TASK INSTRUCTIONS — Look through the lines of the material and count those containing "name". Give that count alone.

>>>

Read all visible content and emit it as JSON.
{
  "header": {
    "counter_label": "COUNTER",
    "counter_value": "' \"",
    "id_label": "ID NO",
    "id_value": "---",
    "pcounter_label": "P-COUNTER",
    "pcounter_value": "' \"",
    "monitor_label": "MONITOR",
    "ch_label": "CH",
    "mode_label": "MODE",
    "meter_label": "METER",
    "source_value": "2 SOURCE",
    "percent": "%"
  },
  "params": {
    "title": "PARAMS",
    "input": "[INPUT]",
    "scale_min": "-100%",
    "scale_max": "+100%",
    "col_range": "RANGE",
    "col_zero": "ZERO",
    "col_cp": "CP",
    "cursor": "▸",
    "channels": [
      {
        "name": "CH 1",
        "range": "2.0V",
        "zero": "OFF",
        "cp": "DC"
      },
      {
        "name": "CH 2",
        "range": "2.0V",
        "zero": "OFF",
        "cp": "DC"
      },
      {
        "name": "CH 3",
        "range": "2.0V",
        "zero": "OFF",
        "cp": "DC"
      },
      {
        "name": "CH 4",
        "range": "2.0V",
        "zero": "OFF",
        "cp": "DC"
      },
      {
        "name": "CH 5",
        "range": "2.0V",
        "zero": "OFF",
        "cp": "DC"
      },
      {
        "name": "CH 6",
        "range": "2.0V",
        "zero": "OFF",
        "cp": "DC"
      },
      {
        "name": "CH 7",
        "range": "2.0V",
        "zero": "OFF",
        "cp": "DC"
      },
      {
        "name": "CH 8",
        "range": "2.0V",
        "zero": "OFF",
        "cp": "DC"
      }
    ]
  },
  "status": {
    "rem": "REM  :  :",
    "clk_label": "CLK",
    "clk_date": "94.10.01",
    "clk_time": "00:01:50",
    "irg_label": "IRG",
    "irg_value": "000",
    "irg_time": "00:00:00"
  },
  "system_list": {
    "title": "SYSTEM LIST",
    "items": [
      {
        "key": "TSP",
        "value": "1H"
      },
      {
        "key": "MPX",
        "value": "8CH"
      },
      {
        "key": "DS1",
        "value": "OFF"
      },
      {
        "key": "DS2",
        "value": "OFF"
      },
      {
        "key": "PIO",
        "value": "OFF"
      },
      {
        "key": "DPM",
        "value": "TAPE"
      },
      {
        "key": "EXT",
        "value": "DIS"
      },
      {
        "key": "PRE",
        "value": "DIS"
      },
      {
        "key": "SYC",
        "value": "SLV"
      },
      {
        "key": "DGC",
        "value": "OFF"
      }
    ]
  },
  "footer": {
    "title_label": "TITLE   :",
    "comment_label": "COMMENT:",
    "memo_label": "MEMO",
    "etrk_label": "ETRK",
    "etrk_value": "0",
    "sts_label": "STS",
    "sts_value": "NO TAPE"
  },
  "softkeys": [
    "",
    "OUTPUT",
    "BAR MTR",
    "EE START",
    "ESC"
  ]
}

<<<

ANSWER BELOW — 8